That aside, the visitors bore witness to a mass launch of deployed aircraft operating from the base for the exercise including the superb efforts of the German Air Force, sending both a Tornado ECR from TLG-51 and a Typhoon from TLG-74 - the latter in a full Bavarian Tiger scheme. The only nation this year not to apply a scheme to at least one aircraft were the Hungarians, however, that did not mean that the visitors got to see all the assembled special schemes. During the period that spotters were on base neither the French Marine Rafale M from 11F or the hosts' tiger schemed F-16C made an appearance. The former did fly in the afternoon once everyone had departed, only to be photographed by the lucky few that risked spotting on the base perimeter after the event had finished.

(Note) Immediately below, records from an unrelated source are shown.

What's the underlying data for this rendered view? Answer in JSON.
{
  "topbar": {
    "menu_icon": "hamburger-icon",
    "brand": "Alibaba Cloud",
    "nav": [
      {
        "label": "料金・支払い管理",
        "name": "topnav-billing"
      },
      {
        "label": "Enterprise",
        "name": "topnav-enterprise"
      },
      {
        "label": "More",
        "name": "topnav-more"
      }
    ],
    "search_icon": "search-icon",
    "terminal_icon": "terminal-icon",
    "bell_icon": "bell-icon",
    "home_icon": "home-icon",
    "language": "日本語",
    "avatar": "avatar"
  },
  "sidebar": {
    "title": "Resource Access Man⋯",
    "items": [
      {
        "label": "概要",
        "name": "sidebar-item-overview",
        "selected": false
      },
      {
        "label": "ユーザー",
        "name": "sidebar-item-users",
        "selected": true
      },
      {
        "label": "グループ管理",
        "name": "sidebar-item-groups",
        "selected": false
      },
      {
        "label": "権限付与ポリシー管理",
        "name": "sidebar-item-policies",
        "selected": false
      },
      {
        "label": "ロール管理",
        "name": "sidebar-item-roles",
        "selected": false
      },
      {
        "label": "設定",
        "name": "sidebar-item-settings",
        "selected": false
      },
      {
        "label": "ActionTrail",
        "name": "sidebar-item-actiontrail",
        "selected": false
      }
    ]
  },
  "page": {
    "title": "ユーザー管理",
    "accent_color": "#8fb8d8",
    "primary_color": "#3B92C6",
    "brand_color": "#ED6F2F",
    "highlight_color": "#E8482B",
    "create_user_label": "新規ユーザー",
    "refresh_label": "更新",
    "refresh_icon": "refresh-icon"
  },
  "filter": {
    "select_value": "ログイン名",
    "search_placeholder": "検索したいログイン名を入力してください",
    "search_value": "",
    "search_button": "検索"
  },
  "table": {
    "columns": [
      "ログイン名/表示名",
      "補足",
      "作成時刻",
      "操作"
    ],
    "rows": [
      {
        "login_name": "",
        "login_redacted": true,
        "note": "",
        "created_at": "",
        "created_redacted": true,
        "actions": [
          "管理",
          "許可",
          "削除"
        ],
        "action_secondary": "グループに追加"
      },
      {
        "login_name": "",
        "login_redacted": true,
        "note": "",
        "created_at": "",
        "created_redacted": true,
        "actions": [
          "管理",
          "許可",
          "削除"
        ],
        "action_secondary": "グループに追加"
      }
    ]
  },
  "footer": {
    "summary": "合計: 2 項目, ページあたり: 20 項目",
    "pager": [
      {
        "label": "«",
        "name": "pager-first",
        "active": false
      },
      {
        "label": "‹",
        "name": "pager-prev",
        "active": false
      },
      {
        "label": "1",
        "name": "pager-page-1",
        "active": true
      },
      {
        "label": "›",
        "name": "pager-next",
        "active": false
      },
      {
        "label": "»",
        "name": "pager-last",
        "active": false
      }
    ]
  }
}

Rotary-winged participation was strong with attendees from Italy (AB.212), France (Gazelle), Czech Republic (Mi-24/35), the Royal Navy (Merlin) and the RAF (Puma), the latter provided by 230 Squadron who bucked the RAF100 trend by having a fully painted tiger schemed aircraft - sadly also covered in the terrible RAF100 stickers. The helicopter contingent appeared to operate on missions with a pair of W-3 Sokółs that were also flying from the base. Unfortunately, witnessing them departing in the distance is as close as the helicopters came to the crowd. Once again, the event did not provide the up-close experience a Tiger Meet spotters day is supposed to give, made even more frustrating by the helicopters making a flypast down the runway at the very moment the final bus left the airfield - yet another example of poor planning.

The final chapter of this organisational shambles was the transport arrangements back to the car park. Due to the main Tiger mission ending at close to midday it stood to reason that many would want to leave the airfield and relocate to the civil airport or the perimeter in order to achieve better shots. However, the organisers decided a single hourly bus from 1pm would be sufficient. What resulted was a lengthy queue to leave the airfield full of visitors that were becoming frustrated with the hosts. Eventually extra buses were laid on once senior officers got involved, however, the queue for anyone wanting to leave was between one and two hours, and with nothing happening on the airfield, that was a very boring and pointless period of time.

Poznan has comprehensively achieved the accolade of one of the worst Tiger Meet spotters days ever organised and hopefully, the Association will have learnt their lesson. Let’s hope this is a one-off blip. This year definitely felt as if it was an inconvenience to the base and the Polish Air Force, which is disappointing. That said, at the end of the day, we spent a nice day in the sun watching dozens of aircraft operate from a military base in the middle of Poland.

The 2019 exercise is being held at Mont-de-Marsan airbase in France from 13th-24th May. Should there be a spotters day it won’t be hard to produce a better event than this.